So where are the security guards? It was strange because I did not see any of them in that conference. Maybe they are hiding when HRH Prince Joachim talks and will appear later following HRH Prince Joachim after the talk ends. However, after the talk, few students could actually have some short talks and quick photo session with HRH Prince Joachim flexibly and no security guards forbid them. So although he is a prince and a part of Danish royal family; as a Dane he is quite casual and the stereotyping of Danes who hold low-hierarchy social system is somewhat proven. Don’t imagine too much of casualty anyway for the royal family as much as for other regular Danes, because in Denmark when you speak in Danish to the members of royal family you must be using different and more polite way of language that you only use to the royal family (it is a bit like Javanese language system, maybe).

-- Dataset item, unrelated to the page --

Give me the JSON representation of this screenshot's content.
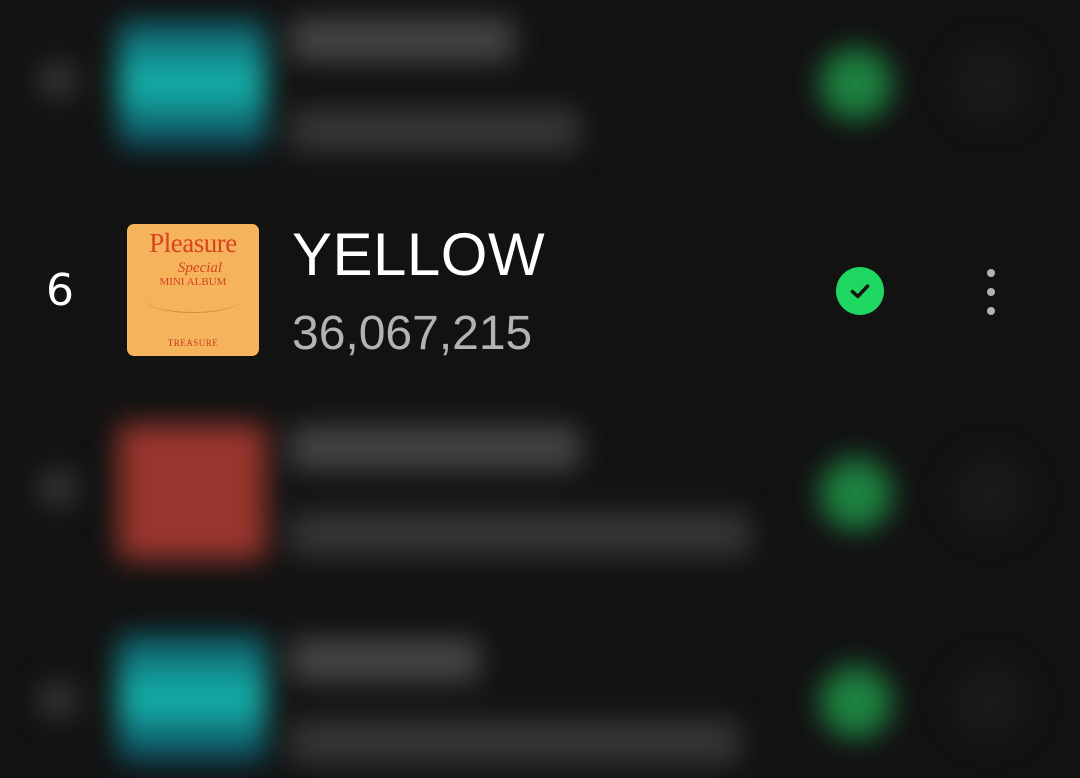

HRH Prince Joachim really supports the initiative to develop young international talents in Denmark and he also encouraged us to gain more international experiences by working or studying abroad and get immersed at international events where we could interact with people from different nationalities and cultural background like the international talent conference I attended.

The conference was also attended by big companies in Denmark like Maersk Line, Novo Nordisk, Coloplast, COWI, Grundfos, and Microsoft. The discussions at the conference were centered on Denmark as a career destination, work-life balanced in Danish society, and matchmaking with Danish businesses as we also had workshops with some of these big companies.

Youth Goodwill Ambassadors of Denmark

The initiative is a spin-off of the Youth Goodwill Ambassador Program founded by Copenhagen Capacity in close collaboration with Copenhagen Goodwill Ambassador Corps and in a partnership with the Danish universities including University of Copenhagen, Aarhus University, Aalborg University, Copenhagen Business School and the Technical University of Denmark. The project is funded by the EU Social Fund.

 Photo Credit: Andreas Andreou

Edited by Artricia Rasyid